Help with Common Breast Problems

Breast Pain (Mastalgia)

Breast pain is sometimes concerning and quite troublesome symptom, but is hardly ever a sign of underlying breast cancer. In fact most women naturally have some degree of breast pain particularly for a few days prior to each menstrual cycle. The breast tissue is very sensitive to your hormones and it is therefore normal to have breast changes, particularly breast pain on occasions.

Most breast cancer specialists in fact consider breast pain as a good sign because it is a normal phenomenon and is usually not a sign of breast cancer.

Hormonal breast pain is generally felt as a soreness or an aching particularly along the side of the breast and up into the armpit. The breast is often tender to touch and it can be painful during day to day activities. Often it is more comfortable to wear a supportive bra but is painful in the evening when you take your bra off.

Breast pain can sometimes become more of a problem, occurring for a much longer time prior to your menstrual cycle or even occurring continuously.
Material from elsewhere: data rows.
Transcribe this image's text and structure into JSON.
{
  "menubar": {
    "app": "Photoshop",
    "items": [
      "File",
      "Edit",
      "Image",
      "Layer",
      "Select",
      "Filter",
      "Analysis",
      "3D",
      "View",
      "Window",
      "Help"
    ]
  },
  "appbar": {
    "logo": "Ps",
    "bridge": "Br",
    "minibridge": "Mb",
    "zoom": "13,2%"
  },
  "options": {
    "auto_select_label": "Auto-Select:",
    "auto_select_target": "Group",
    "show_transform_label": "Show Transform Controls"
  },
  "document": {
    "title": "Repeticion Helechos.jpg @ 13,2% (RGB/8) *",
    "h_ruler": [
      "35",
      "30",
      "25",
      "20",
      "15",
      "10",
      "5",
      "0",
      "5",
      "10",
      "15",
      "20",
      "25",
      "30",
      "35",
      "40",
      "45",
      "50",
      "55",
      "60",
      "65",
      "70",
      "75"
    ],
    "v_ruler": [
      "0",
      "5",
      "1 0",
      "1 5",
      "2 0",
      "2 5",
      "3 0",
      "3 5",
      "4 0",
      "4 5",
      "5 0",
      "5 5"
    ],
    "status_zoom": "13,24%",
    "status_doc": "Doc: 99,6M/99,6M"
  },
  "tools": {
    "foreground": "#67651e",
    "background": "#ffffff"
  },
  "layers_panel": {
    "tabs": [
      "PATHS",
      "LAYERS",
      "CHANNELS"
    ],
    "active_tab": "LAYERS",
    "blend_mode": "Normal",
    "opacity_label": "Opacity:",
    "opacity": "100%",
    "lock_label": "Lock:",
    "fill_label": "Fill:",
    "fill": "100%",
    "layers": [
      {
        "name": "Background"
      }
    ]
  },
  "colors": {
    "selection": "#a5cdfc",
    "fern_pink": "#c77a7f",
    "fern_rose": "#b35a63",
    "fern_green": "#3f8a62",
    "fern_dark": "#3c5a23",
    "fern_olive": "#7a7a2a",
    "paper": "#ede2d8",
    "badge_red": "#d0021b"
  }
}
Sometimes this is a transient phenomenon but in some women breast pain is more of a persisting problem. In these cases it can become quite disruptive and can impact on your lifestyle. Some women find that severe breast pain wakes them at night when they turn over, or prevents them from exercising.

Once the pain gets to this level it is usually worth taking measures to reduce the discomfort. There are some simple remedies for this type of pain

that can be effective but ultimately more direct measures such as medication are sometimes needed. Hormonal breast pain is rarely affected by normal types of pain killer, but with the correct advice and treatment nearly all women with breast pain can achieve significant improvements in their discomfort and often complete relief is possible.

In addition to hormonal causes for breast pain a small number of women have breast pain caused by inflammation in the milk ducts of the breast. This is termed as periductal mastitis. It occurs much more commonly in women who smoke, however, it can occur in non smokers as well.

The pain of peri-ductal mastitis is often briefer and sharper, sometimes described as a stabbing pain, and is frequently described as being centred on, or radiating through, the nipple. The cause of this inflammation is not always a sign of infection and antibiotics should not be required. In some cases surgery may be required.

For further information and appointments please contact us on:
+44 (0) 20 7234 2009, info.lbh@hcahealthcare.co.uk